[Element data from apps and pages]

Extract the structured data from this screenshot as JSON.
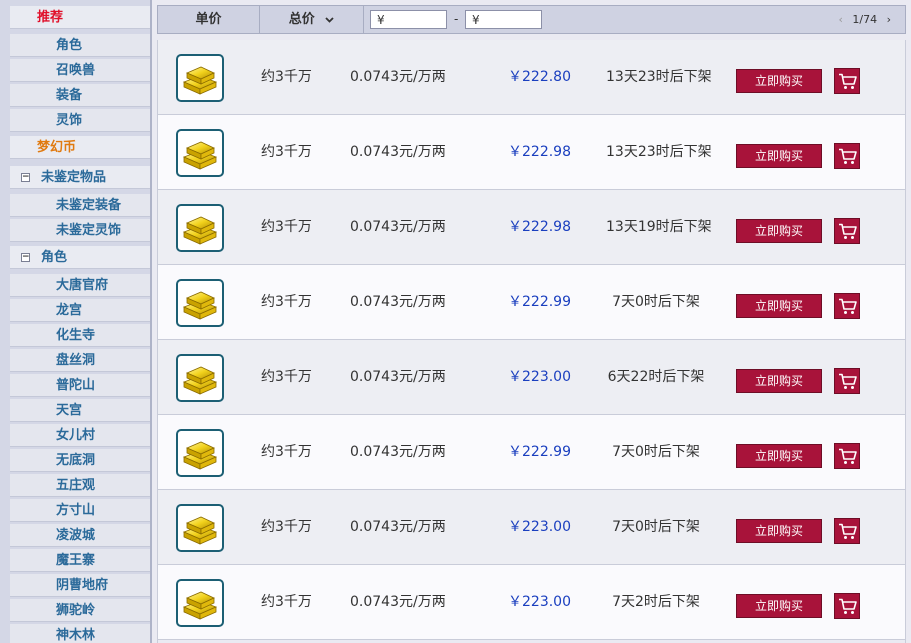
{
  "sidebar": {
    "recommend": "推荐",
    "recommend_items": [
      "角色",
      "召唤兽",
      "装备",
      "灵饰"
    ],
    "currency": "梦幻币",
    "unidentified": {
      "label": "未鉴定物品",
      "toggle": "−",
      "items": [
        "未鉴定装备",
        "未鉴定灵饰"
      ]
    },
    "roles": {
      "label": "角色",
      "toggle": "−",
      "items": [
        "大唐官府",
        "龙宫",
        "化生寺",
        "盘丝洞",
        "普陀山",
        "天宫",
        "女儿村",
        "无底洞",
        "五庄观",
        "方寸山",
        "凌波城",
        "魔王寨",
        "阴曹地府",
        "狮驼岭",
        "神木林"
      ]
    }
  },
  "header": {
    "unit_price": "单价",
    "total_price": "总价",
    "sort_icon": "chevron-down-icon",
    "min_price_placeholder": "¥",
    "max_price_placeholder": "¥",
    "range_dash": "-",
    "pager": {
      "prev": "‹",
      "text": "1/74",
      "next": "›"
    }
  },
  "listings": [
    {
      "amount": "约3千万",
      "unit_price": "0.0743元/万两",
      "price": "￥222.80",
      "time_left": "13天23时后下架"
    },
    {
      "amount": "约3千万",
      "unit_price": "0.0743元/万两",
      "price": "￥222.98",
      "time_left": "13天23时后下架"
    },
    {
      "amount": "约3千万",
      "unit_price": "0.0743元/万两",
      "price": "￥222.98",
      "time_left": "13天19时后下架"
    },
    {
      "amount": "约3千万",
      "unit_price": "0.0743元/万两",
      "price": "￥222.99",
      "time_left": "7天0时后下架"
    },
    {
      "amount": "约3千万",
      "unit_price": "0.0743元/万两",
      "price": "￥223.00",
      "time_left": "6天22时后下架"
    },
    {
      "amount": "约3千万",
      "unit_price": "0.0743元/万两",
      "price": "￥222.99",
      "time_left": "7天0时后下架"
    },
    {
      "amount": "约3千万",
      "unit_price": "0.0743元/万两",
      "price": "￥223.00",
      "time_left": "7天0时后下架"
    },
    {
      "amount": "约3千万",
      "unit_price": "0.0743元/万两",
      "price": "￥223.00",
      "time_left": "7天2时后下架"
    }
  ],
  "buy_label": "立即购买",
  "icons": {
    "thumb": "gold-bars-icon",
    "cart": "cart-icon"
  },
  "colors": {
    "accent_button": "#a8133a",
    "price_text": "#1a3fbf",
    "recommend_text": "#e0102a",
    "currency_text": "#e07a10",
    "nav_text": "#2b6a9a"
  }
}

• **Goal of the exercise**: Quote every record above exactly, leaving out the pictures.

• **Answer space**:
Extract the structured data from this screenshot as JSON.
{
  "sidebar": {
    "recommend": "推荐",
    "recommend_items": [
      "角色",
      "召唤兽",
      "装备",
      "灵饰"
    ],
    "currency": "梦幻币",
    "unidentified": {
      "label": "未鉴定物品",
      "toggle": "−",
      "items": [
        "未鉴定装备",
        "未鉴定灵饰"
      ]
    },
    "roles": {
      "label": "角色",
      "toggle": "−",
      "items": [
        "大唐官府",
        "龙宫",
        "化生寺",
        "盘丝洞",
        "普陀山",
        "天宫",
        "女儿村",
        "无底洞",
        "五庄观",
        "方寸山",
        "凌波城",
        "魔王寨",
        "阴曹地府",
        "狮驼岭",
        "神木林"
      ]
    }
  },
  "header": {
    "unit_price": "单价",
    "total_price": "总价",
    "sort_icon": "chevron-down-icon",
    "min_price_placeholder": "¥",
    "max_price_placeholder": "¥",
    "range_dash": "-",
    "pager": {
      "prev": "‹",
      "text": "1/74",
      "next": "›"
    }
  },
  "listings": [
    {
      "amount": "约3千万",
      "unit_price": "0.0743元/万两",
      "price": "￥222.80",
      "time_left": "13天23时后下架"
    },
    {
      "amount": "约3千万",
      "unit_price": "0.0743元/万两",
      "price": "￥222.98",
      "time_left": "13天23时后下架"
    },
    {
      "amount": "约3千万",
      "unit_price": "0.0743元/万两",
      "price": "￥222.98",
      "time_left": "13天19时后下架"
    },
    {
      "amount": "约3千万",
      "unit_price": "0.0743元/万两",
      "price": "￥222.99",
      "time_left": "7天0时后下架"
    },
    {
      "amount": "约3千万",
      "unit_price": "0.0743元/万两",
      "price": "￥223.00",
      "time_left": "6天22时后下架"
    },
    {
      "amount": "约3千万",
      "unit_price": "0.0743元/万两",
      "price": "￥222.99",
      "time_left": "7天0时后下架"
    },
    {
      "amount": "约3千万",
      "unit_price": "0.0743元/万两",
      "price": "￥223.00",
      "time_left": "7天0时后下架"
    },
    {
      "amount": "约3千万",
      "unit_price": "0.0743元/万两",
      "price": "￥223.00",
      "time_left": "7天2时后下架"
    }
  ],
  "buy_label": "立即购买",
  "icons": {
    "thumb": "gold-bars-icon",
    "cart": "cart-icon"
  },
  "colors": {
    "accent_button": "#a8133a",
    "price_text": "#1a3fbf",
    "recommend_text": "#e0102a",
    "currency_text": "#e07a10",
    "nav_text": "#2b6a9a"
  }
}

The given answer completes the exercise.